[Provided records Boundary: Start]
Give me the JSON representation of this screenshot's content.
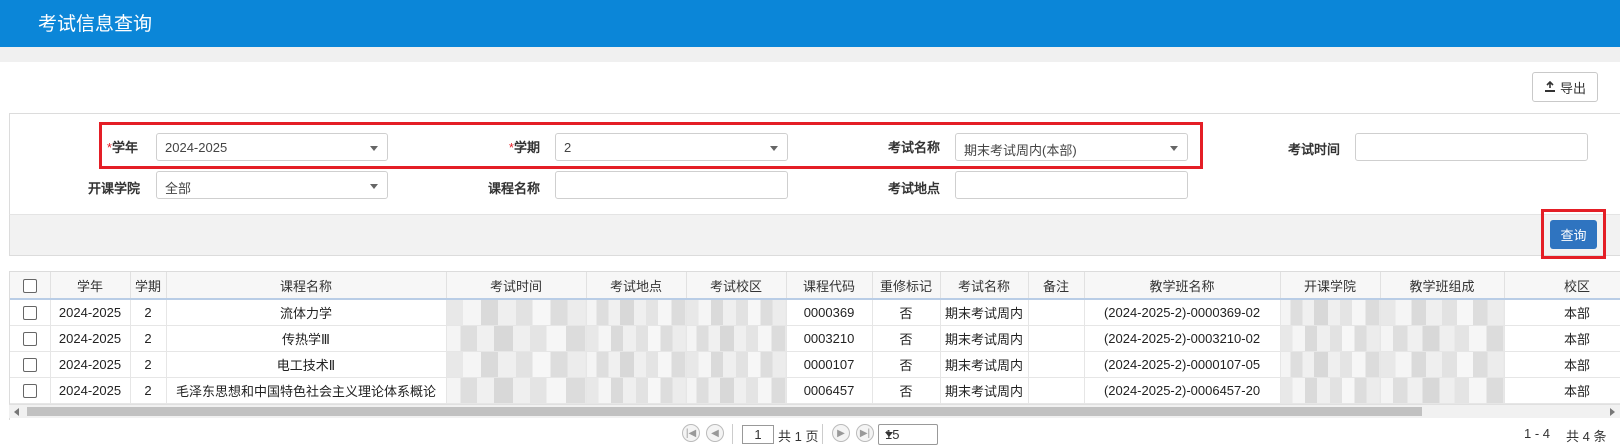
{
  "header": {
    "title": "考试信息查询"
  },
  "toolbar": {
    "export_label": "导出"
  },
  "filters": {
    "year_label": "学年",
    "year_value": "2024-2025",
    "term_label": "学期",
    "term_value": "2",
    "exam_name_label": "考试名称",
    "exam_name_value": "期末考试周内(本部)",
    "exam_time_label": "考试时间",
    "exam_time_value": "",
    "college_label": "开课学院",
    "college_value": "全部",
    "course_name_label": "课程名称",
    "course_name_value": "",
    "exam_place_label": "考试地点",
    "exam_place_value": "",
    "required_mark": "*"
  },
  "actions": {
    "query_label": "查询"
  },
  "table": {
    "columns": [
      "学年",
      "学期",
      "课程名称",
      "考试时间",
      "考试地点",
      "考试校区",
      "课程代码",
      "重修标记",
      "考试名称",
      "备注",
      "教学班名称",
      "开课学院",
      "教学班组成",
      "校区"
    ],
    "rows": [
      {
        "year": "2024-2025",
        "term": "2",
        "course": "流体力学",
        "code": "0000369",
        "retake": "否",
        "exam": "期末考试周内",
        "note": "",
        "class": "(2024-2025-2)-0000369-02",
        "campus": "本部"
      },
      {
        "year": "2024-2025",
        "term": "2",
        "course": "传热学Ⅲ",
        "code": "0003210",
        "retake": "否",
        "exam": "期末考试周内",
        "note": "",
        "class": "(2024-2025-2)-0003210-02",
        "campus": "本部"
      },
      {
        "year": "2024-2025",
        "term": "2",
        "course": "电工技术Ⅱ",
        "code": "0000107",
        "retake": "否",
        "exam": "期末考试周内",
        "note": "",
        "class": "(2024-2025-2)-0000107-05",
        "campus": "本部"
      },
      {
        "year": "2024-2025",
        "term": "2",
        "course": "毛泽东思想和中国特色社会主义理论体系概论",
        "code": "0006457",
        "retake": "否",
        "exam": "期末考试周内",
        "note": "",
        "class": "(2024-2025-2)-0006457-20",
        "campus": "本部"
      }
    ]
  },
  "pager": {
    "page": "1",
    "total_pages_text": "共 1 页",
    "page_size": "15",
    "range_text": "1 - 4",
    "total_text": "共 4 条"
  },
  "colors": {
    "header_bg": "#0b86d8",
    "highlight": "#e41e26",
    "query_btn": "#2f74c0"
  }
}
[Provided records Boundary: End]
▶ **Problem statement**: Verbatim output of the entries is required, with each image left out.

▶ **Solution to this task**:
Give me the JSON representation of this screenshot's content.
{
  "header": {
    "title": "考试信息查询"
  },
  "toolbar": {
    "export_label": "导出"
  },
  "filters": {
    "year_label": "学年",
    "year_value": "2024-2025",
    "term_label": "学期",
    "term_value": "2",
    "exam_name_label": "考试名称",
    "exam_name_value": "期末考试周内(本部)",
    "exam_time_label": "考试时间",
    "exam_time_value": "",
    "college_label": "开课学院",
    "college_value": "全部",
    "course_name_label": "课程名称",
    "course_name_value": "",
    "exam_place_label": "考试地点",
    "exam_place_value": "",
    "required_mark": "*"
  },
  "actions": {
    "query_label": "查询"
  },
  "table": {
    "columns": [
      "学年",
      "学期",
      "课程名称",
      "考试时间",
      "考试地点",
      "考试校区",
      "课程代码",
      "重修标记",
      "考试名称",
      "备注",
      "教学班名称",
      "开课学院",
      "教学班组成",
      "校区"
    ],
    "rows": [
      {
        "year": "2024-2025",
        "term": "2",
        "course": "流体力学",
        "code": "0000369",
        "retake": "否",
        "exam": "期末考试周内",
        "note": "",
        "class": "(2024-2025-2)-0000369-02",
        "campus": "本部"
      },
      {
        "year": "2024-2025",
        "term": "2",
        "course": "传热学Ⅲ",
        "code": "0003210",
        "retake": "否",
        "exam": "期末考试周内",
        "note": "",
        "class": "(2024-2025-2)-0003210-02",
        "campus": "本部"
      },
      {
        "year": "2024-2025",
        "term": "2",
        "course": "电工技术Ⅱ",
        "code": "0000107",
        "retake": "否",
        "exam": "期末考试周内",
        "note": "",
        "class": "(2024-2025-2)-0000107-05",
        "campus": "本部"
      },
      {
        "year": "2024-2025",
        "term": "2",
        "course": "毛泽东思想和中国特色社会主义理论体系概论",
        "code": "0006457",
        "retake": "否",
        "exam": "期末考试周内",
        "note": "",
        "class": "(2024-2025-2)-0006457-20",
        "campus": "本部"
      }
    ]
  },
  "pager": {
    "page": "1",
    "total_pages_text": "共 1 页",
    "page_size": "15",
    "range_text": "1 - 4",
    "total_text": "共 4 条"
  },
  "colors": {
    "header_bg": "#0b86d8",
    "highlight": "#e41e26",
    "query_btn": "#2f74c0"
  }
}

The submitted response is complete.